“We’ve been making sure that we get the right information out there and making everyone aware of what is happening because there’s a lot of fear and anxiety around the situation.”

Hardships associated with the regular upcoming flu season and winter months must also be addressed, she says. 

“We’re focusing on practical things. If they’ve got cold houses and can’t afford heating because power costs too much, we’ve been looking at getting blankets or even thermal underwear. [And] other things like making sure there’s curtains on the windows and sourcing firewood if there’s a fireplace.” 

Similar preparations are underway at the Wellington City Mission. Addressing problems around access to grocery products caused by panic-buying has been part of the early Covid-19 response, City Missioner Murray Edridge says. 

“The people we work with aren’t the ones panic-buying because they can’t afford to do so.”

- Wellington City Missioner Murray Edridge

“The irony though is they’re being negatively impacted because sometimes, they’ve found when they go to shop, there’s only premium brands left because everything else has been cleared out. 

“They’re then in the position where they can’t afford to buy the product,” he says. 

Murray Eldridge 1

Wellington City Missioner Murray Edridge

Pre-pandemic, about 500 people come through the mission’s doors each day. Demand for its services, which include food parcels, hot meals, transport support and transitional housing, are expected to increase because of the financial impacts of Covid-19. When Edridge spoke with us on Monday, a range of options were being considered to ensure support continued throughout the lockdown. 

“We may have to make decisions about closure of services, but we won’t stop anything we’re doing,” he stresses. “What that means is we’ll find an alternative means of delivery.”

Central to that is ensuring those who rely on their services stay in contact, Edridge says. 

“A lot of the things we do, like distribution of food and provision of foods - only some of that’s about food. The rest of it is about social contact and interaction. 

“The risk is of course that in this new world we’re living in, it may be fine for people to self-isolate, but then there’s issues if people struggle with loneliness or anxiety or other things. It just accentuates those.” 

The organisation is also canvassing options for those who may need to self-isolate but do not have appropriate accommodation. 

“What we’ve seen in the community is self-isolation is the most effective and widely-used mechanism to reduce infection and contagion,” Edridge says. “That’s fine as long as you have somewhere to self-isolate.” 
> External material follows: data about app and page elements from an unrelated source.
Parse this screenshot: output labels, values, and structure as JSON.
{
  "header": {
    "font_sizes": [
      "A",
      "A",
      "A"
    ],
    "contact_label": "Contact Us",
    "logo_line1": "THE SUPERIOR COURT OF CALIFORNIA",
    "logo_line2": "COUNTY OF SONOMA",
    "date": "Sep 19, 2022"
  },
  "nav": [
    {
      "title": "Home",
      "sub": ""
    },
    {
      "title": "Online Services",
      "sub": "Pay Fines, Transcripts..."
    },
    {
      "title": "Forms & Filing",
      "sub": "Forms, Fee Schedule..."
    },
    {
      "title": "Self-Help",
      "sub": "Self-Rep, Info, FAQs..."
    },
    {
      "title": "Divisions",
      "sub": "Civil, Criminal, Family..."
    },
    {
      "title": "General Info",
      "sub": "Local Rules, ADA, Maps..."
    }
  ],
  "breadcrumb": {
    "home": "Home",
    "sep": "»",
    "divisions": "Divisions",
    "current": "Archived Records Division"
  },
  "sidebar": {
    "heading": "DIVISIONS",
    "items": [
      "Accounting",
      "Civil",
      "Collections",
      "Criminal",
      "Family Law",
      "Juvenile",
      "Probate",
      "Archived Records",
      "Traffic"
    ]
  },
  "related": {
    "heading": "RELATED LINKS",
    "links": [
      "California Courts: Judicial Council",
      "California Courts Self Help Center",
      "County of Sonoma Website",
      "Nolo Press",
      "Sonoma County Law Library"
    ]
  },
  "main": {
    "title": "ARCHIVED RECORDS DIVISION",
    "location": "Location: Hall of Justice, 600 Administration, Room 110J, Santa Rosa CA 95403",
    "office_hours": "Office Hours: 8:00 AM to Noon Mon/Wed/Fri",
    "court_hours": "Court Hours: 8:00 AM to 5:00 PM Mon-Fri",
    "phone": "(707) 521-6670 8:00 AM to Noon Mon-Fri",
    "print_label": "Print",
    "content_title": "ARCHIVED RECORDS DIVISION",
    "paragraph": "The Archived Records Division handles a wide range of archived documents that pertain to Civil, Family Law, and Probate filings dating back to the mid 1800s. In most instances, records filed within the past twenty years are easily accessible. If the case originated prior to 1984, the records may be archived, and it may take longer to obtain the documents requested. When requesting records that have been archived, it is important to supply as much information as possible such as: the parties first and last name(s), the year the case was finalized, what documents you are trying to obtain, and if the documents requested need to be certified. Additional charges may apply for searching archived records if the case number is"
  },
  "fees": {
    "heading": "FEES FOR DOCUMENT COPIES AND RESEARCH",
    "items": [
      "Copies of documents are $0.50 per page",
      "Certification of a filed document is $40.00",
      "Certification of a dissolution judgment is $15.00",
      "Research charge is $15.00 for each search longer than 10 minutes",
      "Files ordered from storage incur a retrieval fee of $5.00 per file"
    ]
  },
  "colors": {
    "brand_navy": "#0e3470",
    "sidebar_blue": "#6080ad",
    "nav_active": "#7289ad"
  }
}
“For those who are living in unsatisfactory housing, or don’t have housing at all, self-isolation is a bit of a myth.”

- Wellington City Missioner Murray Edridge

Options are being discussed with both Wellington City Council and private property owners, he says. 

In South Auckland, Penina Health is working hard to ensure its clients and families understand the seriousness of Covid-19. The Pasifika mental health and housing provider is acutely aware of the increased risks Covid-19 poses for the communities and families it works with. 

Combating inaccurate information which adds to uncertainty and fear is essential - particularly for elderly, chief executive Roine Lealaiauloto says.

Roine Lealaiauloto

Penina Health chief executive Roine Lealaiauloto

For many of the families and communities Penina Health works, the current pandemic is also a reminder of the devastation of last year’s measles outbreak in Sāmoa - which resulted in more than 80 deaths. Misinformation and a lack of clarity added to pain and confusion for families - here and in Sāmoa, Lealaiauloto says. 

Outlining safe practises and communicating up-to-date information from reliable health sources like the Ministry of Health is top priority throughout Covid-19, she says. 

“Across the board, everyone’s worried,” Lealaiauloto says. “However, there’s a mixture to what that actually means. Some think it’ll pass like other illnesses, then there’s others who are very worried - maybe about their kids or their parents.”